◆ To do
If an entry below holds a picture, skip the picture and copy everything else exactly.

◆ Data extracts
• • •

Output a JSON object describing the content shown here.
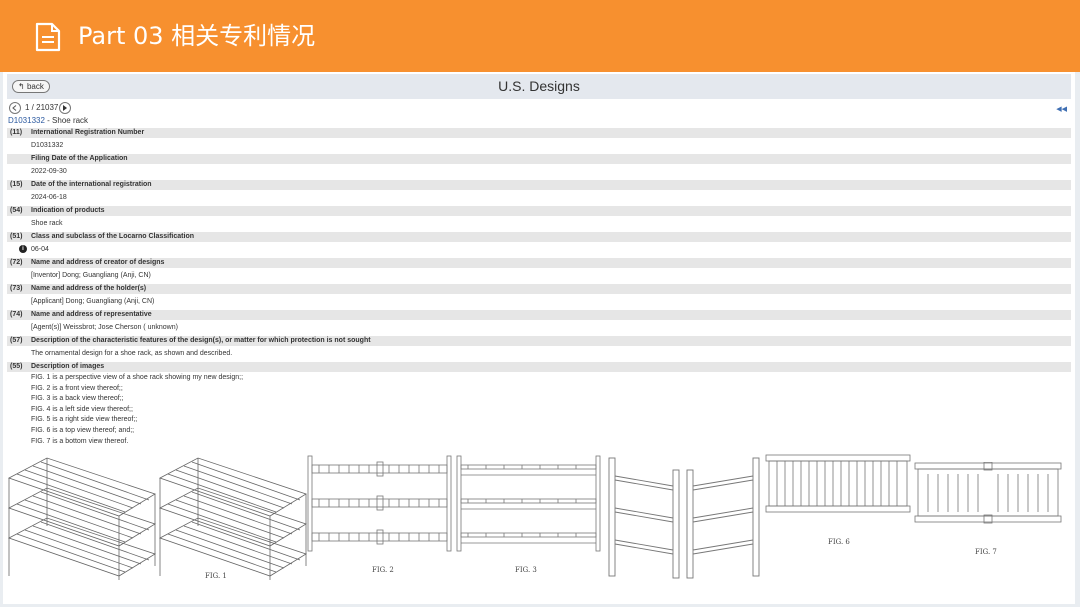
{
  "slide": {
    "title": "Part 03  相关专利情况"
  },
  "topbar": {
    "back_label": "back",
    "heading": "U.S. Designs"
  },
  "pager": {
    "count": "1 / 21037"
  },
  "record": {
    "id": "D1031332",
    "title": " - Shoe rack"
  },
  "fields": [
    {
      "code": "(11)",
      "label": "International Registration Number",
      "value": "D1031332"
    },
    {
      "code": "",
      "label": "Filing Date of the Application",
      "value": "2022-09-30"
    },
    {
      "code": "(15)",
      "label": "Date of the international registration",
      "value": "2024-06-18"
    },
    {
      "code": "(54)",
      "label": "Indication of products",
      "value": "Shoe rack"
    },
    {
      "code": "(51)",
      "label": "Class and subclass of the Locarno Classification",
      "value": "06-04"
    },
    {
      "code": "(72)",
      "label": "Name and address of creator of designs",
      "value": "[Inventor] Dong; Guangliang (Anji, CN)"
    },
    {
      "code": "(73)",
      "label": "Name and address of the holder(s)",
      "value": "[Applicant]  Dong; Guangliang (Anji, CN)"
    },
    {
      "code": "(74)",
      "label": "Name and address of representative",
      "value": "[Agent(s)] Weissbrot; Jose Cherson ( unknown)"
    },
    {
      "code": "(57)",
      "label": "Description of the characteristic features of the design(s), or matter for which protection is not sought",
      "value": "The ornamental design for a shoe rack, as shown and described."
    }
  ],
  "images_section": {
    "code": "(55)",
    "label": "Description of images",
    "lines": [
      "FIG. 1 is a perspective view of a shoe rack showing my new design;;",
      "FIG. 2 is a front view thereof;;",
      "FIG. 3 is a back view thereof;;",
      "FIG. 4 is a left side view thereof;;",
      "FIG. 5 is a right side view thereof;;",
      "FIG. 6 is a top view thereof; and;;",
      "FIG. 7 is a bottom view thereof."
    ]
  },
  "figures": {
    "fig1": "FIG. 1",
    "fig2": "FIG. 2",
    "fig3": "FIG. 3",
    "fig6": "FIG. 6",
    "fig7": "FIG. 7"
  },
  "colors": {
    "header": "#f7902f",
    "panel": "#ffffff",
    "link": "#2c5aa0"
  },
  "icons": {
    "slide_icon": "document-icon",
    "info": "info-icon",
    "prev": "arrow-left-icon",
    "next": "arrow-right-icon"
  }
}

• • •

◆ Written response
Output a JSON object describing the content shown here.
{
  "slide": {
    "title": "Part 03  相关专利情况"
  },
  "topbar": {
    "back_label": "back",
    "heading": "U.S. Designs"
  },
  "pager": {
    "count": "1 / 21037"
  },
  "record": {
    "id": "D1031332",
    "title": " - Shoe rack"
  },
  "fields": [
    {
      "code": "(11)",
      "label": "International Registration Number",
      "value": "D1031332"
    },
    {
      "code": "",
      "label": "Filing Date of the Application",
      "value": "2022-09-30"
    },
    {
      "code": "(15)",
      "label": "Date of the international registration",
      "value": "2024-06-18"
    },
    {
      "code": "(54)",
      "label": "Indication of products",
      "value": "Shoe rack"
    },
    {
      "code": "(51)",
      "label": "Class and subclass of the Locarno Classification",
      "value": "06-04"
    },
    {
      "code": "(72)",
      "label": "Name and address of creator of designs",
      "value": "[Inventor] Dong; Guangliang (Anji, CN)"
    },
    {
      "code": "(73)",
      "label": "Name and address of the holder(s)",
      "value": "[Applicant]  Dong; Guangliang (Anji, CN)"
    },
    {
      "code": "(74)",
      "label": "Name and address of representative",
      "value": "[Agent(s)] Weissbrot; Jose Cherson ( unknown)"
    },
    {
      "code": "(57)",
      "label": "Description of the characteristic features of the design(s), or matter for which protection is not sought",
      "value": "The ornamental design for a shoe rack, as shown and described."
    }
  ],
  "images_section": {
    "code": "(55)",
    "label": "Description of images",
    "lines": [
      "FIG. 1 is a perspective view of a shoe rack showing my new design;;",
      "FIG. 2 is a front view thereof;;",
      "FIG. 3 is a back view thereof;;",
      "FIG. 4 is a left side view thereof;;",
      "FIG. 5 is a right side view thereof;;",
      "FIG. 6 is a top view thereof; and;;",
      "FIG. 7 is a bottom view thereof."
    ]
  },
  "figures": {
    "fig1": "FIG. 1",
    "fig2": "FIG. 2",
    "fig3": "FIG. 3",
    "fig6": "FIG. 6",
    "fig7": "FIG. 7"
  },
  "colors": {
    "header": "#f7902f",
    "panel": "#ffffff",
    "link": "#2c5aa0"
  },
  "icons": {
    "slide_icon": "document-icon",
    "info": "info-icon",
    "prev": "arrow-left-icon",
    "next": "arrow-right-icon"
  }
}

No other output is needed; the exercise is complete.